After eating at Kruez and a handful of other legendary joints, I have concluded I need a new ranking for brisket.  Briskets that score 39 or better are at a whole other level and must be separated from merely Excellent (36.75 or better).  These briskets demonstrate what I call "Maximum Tenderness".  This is where the fat is rendered to perfection, collagens have melted to luxurious silkiness, and maximum moisture has been retained.  The result is a slice that you can pull apart with your fingers, its silky in texture, and remains moist and never drys out:  Maximum Tenderness.

Ribs: Excellent.  A medium sized spare rib with near perfect tenderness, with soft rosy bite beneath crust.  Little tearing and clean bone.  Silky and moist in every bite.  Smoke is blended throughout the salty pork rib. Flavor is enhanced by the salt & pepper rub.  No sauce needed.  These ribs improved from Good to Excellent (quite a jump!).

Sausage:  Excellent.  A typical Central Texas style beef ring link.  I did not grow up eating these rings, so I approach each link with a little a trepidation.  If done wrong these rings can taste like mushy beef.  Kreuz does it right.  A tight packed fine ground beef link (15% pork) inside a snappy casing.  Good garlic and beef flavor with a strong peppery after taste.  Very fresh, juicy and smokey.  No sauce needed.

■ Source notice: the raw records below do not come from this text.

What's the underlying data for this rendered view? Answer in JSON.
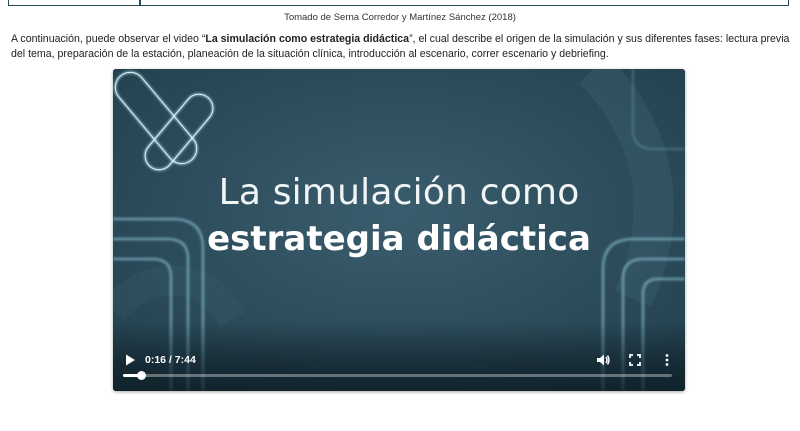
{
  "caption": "Tomado de Serna Corredor y Martínez Sánchez (2018)",
  "intro": {
    "before": "A continuación, puede observar el video “",
    "bold": "La simulación como estrategia didáctica",
    "after": "”, el cual describe el origen de la simulación y sus diferentes fases: lectura previa del tema, preparación de la estación, planeación de la situación clínica, introducción al escenario, correr escenario y debriefing."
  },
  "video": {
    "title_line1": "La simulación como",
    "title_line2": "estrategia didáctica",
    "time_display": "0:16 / 7:44",
    "current_seconds": 16,
    "duration_seconds": 464,
    "background_color": "#2c4c5c",
    "controls": {
      "play_icon": "play-icon",
      "volume_icon": "volume-icon",
      "fullscreen_icon": "fullscreen-icon",
      "more_icon": "more-options-icon"
    }
  }
}
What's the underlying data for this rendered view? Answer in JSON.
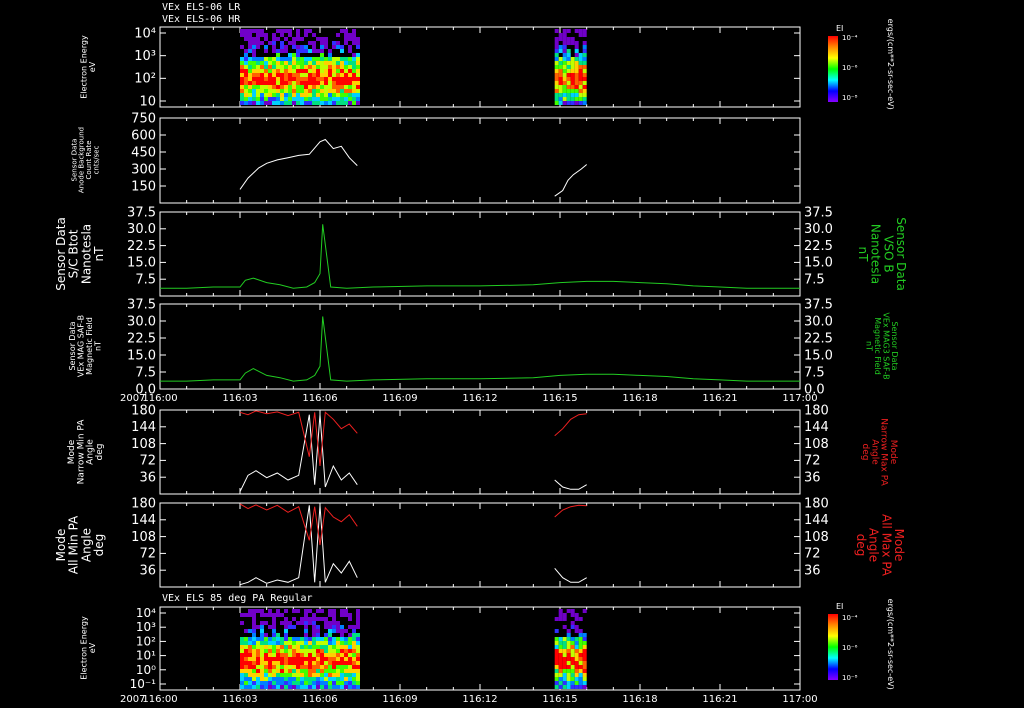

Sauce: N/A.  They do not serve sauce at Kruez and never will.  There was a time long ago before air conditioning and the first oil boom when there was no sauce served in Texas.  There was a time long ago when there was a debate about sauce vs Texas BBQ.  That was a long time ago and sauce won.  Its here to stay and part of the score.  Out of respect to Kreuz and tradition I awarded them a score slightly below the average all others.  This way I did not punish them with a zero and kept their score comparable to everyone else that serves sauce.
Kreuz Market on Urbanspoon